§ PROBLEM TO WORK ON: Repeat the records. Each line must match exactly.

· · · · · · ·

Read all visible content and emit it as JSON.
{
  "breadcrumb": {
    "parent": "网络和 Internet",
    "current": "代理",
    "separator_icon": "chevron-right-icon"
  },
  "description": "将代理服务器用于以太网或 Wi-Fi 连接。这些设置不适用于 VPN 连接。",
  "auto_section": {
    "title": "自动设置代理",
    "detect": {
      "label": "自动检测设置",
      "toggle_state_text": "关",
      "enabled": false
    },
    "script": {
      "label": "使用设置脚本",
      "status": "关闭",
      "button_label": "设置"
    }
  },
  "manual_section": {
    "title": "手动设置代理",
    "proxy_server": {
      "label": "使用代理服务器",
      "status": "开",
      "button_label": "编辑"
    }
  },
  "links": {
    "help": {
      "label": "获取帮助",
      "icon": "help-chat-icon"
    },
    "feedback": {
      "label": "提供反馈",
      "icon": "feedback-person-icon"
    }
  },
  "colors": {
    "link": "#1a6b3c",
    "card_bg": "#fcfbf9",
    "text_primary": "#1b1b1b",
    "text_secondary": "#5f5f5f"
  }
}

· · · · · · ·

§ TASK RESPONSE:
Read all visible content and emit it as JSON.
{
  "breadcrumb": {
    "parent": "网络和 Internet",
    "current": "代理",
    "separator_icon": "chevron-right-icon"
  },
  "description": "将代理服务器用于以太网或 Wi-Fi 连接。这些设置不适用于 VPN 连接。",
  "auto_section": {
    "title": "自动设置代理",
    "detect": {
      "label": "自动检测设置",
      "toggle_state_text": "关",
      "enabled": false
    },
    "script": {
      "label": "使用设置脚本",
      "status": "关闭",
      "button_label": "设置"
    }
  },
  "manual_section": {
    "title": "手动设置代理",
    "proxy_server": {
      "label": "使用代理服务器",
      "status": "开",
      "button_label": "编辑"
    }
  },
  "links": {
    "help": {
      "label": "获取帮助",
      "icon": "help-chat-icon"
    },
    "feedback": {
      "label": "提供反馈",
      "icon": "feedback-person-icon"
    }
  },
  "colors": {
    "link": "#1a6b3c",
    "card_bg": "#fcfbf9",
    "text_primary": "#1b1b1b",
    "text_secondary": "#5f5f5f"
  }
}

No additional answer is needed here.